| DATA FOR THIS EXERCISE |

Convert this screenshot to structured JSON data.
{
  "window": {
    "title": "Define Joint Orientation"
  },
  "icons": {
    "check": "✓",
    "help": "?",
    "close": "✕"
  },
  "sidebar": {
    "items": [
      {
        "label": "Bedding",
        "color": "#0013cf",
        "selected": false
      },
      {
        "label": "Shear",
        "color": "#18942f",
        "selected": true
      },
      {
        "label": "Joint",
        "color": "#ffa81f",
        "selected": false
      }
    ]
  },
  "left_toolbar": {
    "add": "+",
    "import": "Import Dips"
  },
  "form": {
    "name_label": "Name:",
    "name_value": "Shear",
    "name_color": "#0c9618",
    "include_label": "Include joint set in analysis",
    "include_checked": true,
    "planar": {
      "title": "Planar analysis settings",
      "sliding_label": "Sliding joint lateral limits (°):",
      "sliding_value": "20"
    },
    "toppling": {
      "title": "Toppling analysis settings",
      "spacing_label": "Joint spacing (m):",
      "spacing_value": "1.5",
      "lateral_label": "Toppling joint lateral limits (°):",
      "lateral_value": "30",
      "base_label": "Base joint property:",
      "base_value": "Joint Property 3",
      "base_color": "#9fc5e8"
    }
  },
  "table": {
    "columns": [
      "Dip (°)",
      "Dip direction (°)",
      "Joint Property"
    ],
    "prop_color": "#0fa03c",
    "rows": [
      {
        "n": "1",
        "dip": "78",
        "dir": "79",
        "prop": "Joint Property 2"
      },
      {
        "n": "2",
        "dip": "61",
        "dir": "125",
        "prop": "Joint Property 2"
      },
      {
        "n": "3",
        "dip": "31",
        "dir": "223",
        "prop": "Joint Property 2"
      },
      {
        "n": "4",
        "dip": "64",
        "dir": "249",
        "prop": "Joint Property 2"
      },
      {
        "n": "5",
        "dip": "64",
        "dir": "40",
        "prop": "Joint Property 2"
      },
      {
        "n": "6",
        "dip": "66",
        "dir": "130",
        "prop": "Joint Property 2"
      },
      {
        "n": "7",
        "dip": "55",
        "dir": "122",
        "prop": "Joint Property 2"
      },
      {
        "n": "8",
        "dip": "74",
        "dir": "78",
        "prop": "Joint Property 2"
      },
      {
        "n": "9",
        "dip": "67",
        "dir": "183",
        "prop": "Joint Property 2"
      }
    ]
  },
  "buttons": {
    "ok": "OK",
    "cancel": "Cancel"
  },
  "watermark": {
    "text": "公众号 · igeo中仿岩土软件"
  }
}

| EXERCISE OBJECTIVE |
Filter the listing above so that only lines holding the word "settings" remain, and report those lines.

| ANSWER TO THE EXERCISE |
      "title": "Planar analysis settings",
      "title": "Toppling analysis settings",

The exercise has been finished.